Researchers presenting their work at the recent Bath Festival of Nature say that engaging with the public helps inform their research by exploring new avenues they hadn’t thought of. They also mention it helps to keep their research relevant to people’s lives.
From fruit flies to fossils, researchers from the Faculties of Science, Humanities & Social Sciences and Engineering & Design showed their research to the public at Bath’s Festival of Nature – the UK’s largest free celebration of the natural world.
Families and nature lovers visiting the Festival at Green Park in Bath on Saturday 2 June were invited by researchers from the University’s Milner Centre for Evolution to become fossil detectives for the day and bring their own fossils for experts to identify and put on a giant timeline.
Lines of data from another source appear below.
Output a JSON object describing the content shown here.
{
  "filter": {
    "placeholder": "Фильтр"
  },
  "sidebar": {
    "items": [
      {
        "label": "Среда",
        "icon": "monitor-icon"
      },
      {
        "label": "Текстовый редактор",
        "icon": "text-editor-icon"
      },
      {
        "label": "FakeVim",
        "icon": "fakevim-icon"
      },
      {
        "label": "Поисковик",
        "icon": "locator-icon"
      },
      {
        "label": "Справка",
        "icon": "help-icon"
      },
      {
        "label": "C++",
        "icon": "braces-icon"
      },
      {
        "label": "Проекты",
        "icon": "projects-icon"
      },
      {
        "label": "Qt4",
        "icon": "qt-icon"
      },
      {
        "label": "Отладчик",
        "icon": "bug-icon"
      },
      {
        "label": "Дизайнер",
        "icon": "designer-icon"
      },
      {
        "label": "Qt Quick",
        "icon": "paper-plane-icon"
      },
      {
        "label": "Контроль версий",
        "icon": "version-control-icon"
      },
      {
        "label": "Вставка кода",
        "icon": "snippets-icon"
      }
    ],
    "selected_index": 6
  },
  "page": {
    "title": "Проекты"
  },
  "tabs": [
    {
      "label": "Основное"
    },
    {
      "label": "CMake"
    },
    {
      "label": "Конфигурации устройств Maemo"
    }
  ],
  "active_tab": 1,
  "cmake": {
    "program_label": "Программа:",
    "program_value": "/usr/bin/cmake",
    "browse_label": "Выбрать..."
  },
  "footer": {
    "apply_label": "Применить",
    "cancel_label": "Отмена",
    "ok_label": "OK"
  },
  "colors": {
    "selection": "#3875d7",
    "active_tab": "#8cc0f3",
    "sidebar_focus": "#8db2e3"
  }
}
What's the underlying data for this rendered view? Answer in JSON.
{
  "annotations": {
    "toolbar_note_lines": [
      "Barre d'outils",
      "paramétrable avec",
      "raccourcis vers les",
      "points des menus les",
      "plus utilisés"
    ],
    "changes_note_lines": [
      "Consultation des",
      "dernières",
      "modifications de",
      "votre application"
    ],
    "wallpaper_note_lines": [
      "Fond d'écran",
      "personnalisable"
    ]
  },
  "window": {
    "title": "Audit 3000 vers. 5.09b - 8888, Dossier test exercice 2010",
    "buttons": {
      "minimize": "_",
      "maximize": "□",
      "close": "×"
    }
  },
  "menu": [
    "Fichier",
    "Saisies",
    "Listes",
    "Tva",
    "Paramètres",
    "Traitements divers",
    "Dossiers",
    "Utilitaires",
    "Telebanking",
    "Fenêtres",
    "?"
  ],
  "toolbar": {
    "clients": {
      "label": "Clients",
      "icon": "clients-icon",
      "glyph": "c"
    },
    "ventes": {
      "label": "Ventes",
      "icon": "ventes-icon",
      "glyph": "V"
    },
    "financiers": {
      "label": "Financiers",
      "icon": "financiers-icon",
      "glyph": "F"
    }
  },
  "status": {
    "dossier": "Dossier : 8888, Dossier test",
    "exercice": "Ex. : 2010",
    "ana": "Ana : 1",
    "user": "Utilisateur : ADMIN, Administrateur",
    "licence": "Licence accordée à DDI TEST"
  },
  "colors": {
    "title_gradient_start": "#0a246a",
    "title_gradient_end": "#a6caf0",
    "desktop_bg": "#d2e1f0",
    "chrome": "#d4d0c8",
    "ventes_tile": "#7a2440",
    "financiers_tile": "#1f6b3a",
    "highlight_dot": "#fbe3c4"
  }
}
Visitors also got the chance to meet giant millipedes, stick insects and locusts, and take part in an experiment investigating how fruit flies protect themselves from infection using their gut rather than their immune system.
There were also researchers from the University’s Research Unit for Water, Environment and Infrastructure Resilience who gave visitors the chance to operate a remote-controlled mini submarine (ROV) , view pond life under a microscope and demonstrated the effects of flooding.
Dr Chrysoula Papacharalampou from the Department of Architecture & Civil Engineering said: “Doing public engagement enables us as researchers to make more relevant research.
“My research is about flooding of the river Avon in Bath. Today we’re demonstrating to children how water systems work and how we can avoid flooding naturally with vegetation or soil.”
Dr Lukas Wolf from the University’s Department of Psychology used the Festival as an opportunity to collect data, inviting visitors to take part in research on whether people behaved in a more environmentally-conscious way if they thought about the impact on future generations.
He said: “We wanted to both collect some data and at the same time have a public engagement activity to get people interested in the type of research we’re doing.”
Head of the University’s Public Engagement Unit, Dr Helen Featherstone said: “Public Engagement is all about bridging the gap between researchers and civic society.
“We want to get our researchers out of the lab at the top of the hill and to get them more involved with the local community.”
Dr Nick Priest, from the Milner Centre for Evolution, said: “Every time I do a public engagement event I’m surprised by something new. Sometimes people suggest new ideas you haven’t previously thought of.
“You don’t really know what’s going to happen at a public event, but something invariably does!”
To find out more about opportunities to engage the public in your research, please visit the Public Engagement Unit’s pages: http://www.bath.ac.uk/public-engagement or join the University’s Public Engagement Network to receive a monthly newsletter.